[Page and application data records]
[Start of Attachment]

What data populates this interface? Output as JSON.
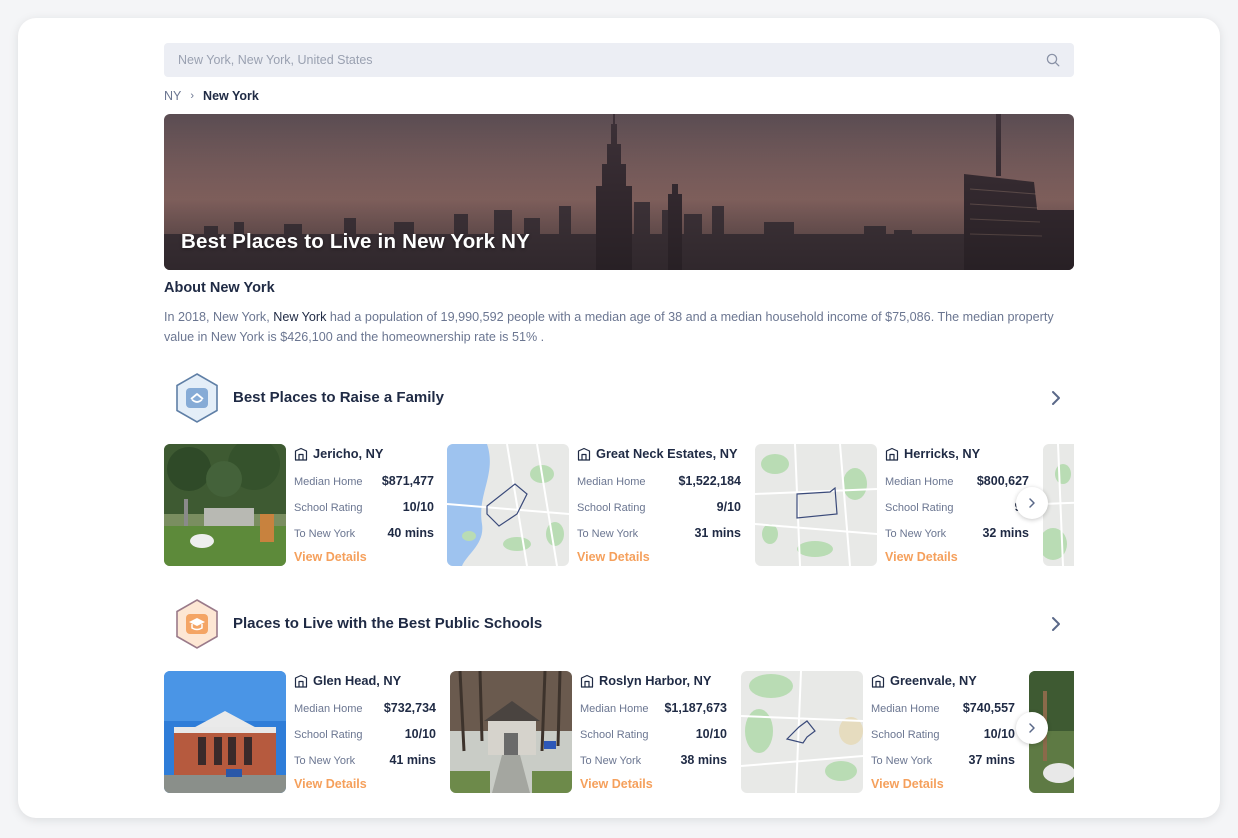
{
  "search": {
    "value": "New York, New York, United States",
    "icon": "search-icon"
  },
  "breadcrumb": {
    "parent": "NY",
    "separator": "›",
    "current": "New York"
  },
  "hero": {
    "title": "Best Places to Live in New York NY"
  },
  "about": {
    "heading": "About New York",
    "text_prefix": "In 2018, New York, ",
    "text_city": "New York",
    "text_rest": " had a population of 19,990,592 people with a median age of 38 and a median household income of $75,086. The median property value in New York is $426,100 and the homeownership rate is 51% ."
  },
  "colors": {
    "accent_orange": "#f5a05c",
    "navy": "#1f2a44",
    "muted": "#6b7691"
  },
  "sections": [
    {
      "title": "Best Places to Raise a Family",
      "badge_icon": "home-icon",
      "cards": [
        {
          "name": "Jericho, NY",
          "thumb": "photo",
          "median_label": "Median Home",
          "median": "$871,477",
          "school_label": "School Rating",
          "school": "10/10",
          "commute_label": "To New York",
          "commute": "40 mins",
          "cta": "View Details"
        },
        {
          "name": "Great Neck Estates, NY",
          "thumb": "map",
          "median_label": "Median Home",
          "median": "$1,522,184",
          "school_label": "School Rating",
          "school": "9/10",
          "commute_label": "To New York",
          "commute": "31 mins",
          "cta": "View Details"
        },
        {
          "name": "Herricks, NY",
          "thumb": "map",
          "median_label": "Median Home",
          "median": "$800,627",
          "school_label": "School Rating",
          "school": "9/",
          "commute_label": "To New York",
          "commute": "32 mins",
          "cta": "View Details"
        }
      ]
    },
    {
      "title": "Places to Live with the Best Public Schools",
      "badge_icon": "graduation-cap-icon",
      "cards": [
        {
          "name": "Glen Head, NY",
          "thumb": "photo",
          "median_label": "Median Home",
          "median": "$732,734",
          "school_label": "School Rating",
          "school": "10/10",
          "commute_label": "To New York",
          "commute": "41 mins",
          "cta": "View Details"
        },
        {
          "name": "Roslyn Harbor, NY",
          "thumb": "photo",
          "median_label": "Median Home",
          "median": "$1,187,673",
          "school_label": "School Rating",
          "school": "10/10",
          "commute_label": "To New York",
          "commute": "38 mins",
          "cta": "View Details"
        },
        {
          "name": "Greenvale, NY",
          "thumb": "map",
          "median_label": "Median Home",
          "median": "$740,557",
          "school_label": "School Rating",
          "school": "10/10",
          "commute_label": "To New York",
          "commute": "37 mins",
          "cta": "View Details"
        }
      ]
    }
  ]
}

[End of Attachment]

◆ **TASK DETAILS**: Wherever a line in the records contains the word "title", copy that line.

◆ **ANSWER FOR THIS EXERCISE**:
    "title": "Best Places to Live in New York NY"
      "title": "Best Places to Raise a Family",
      "title": "Places to Live with the Best Public Schools",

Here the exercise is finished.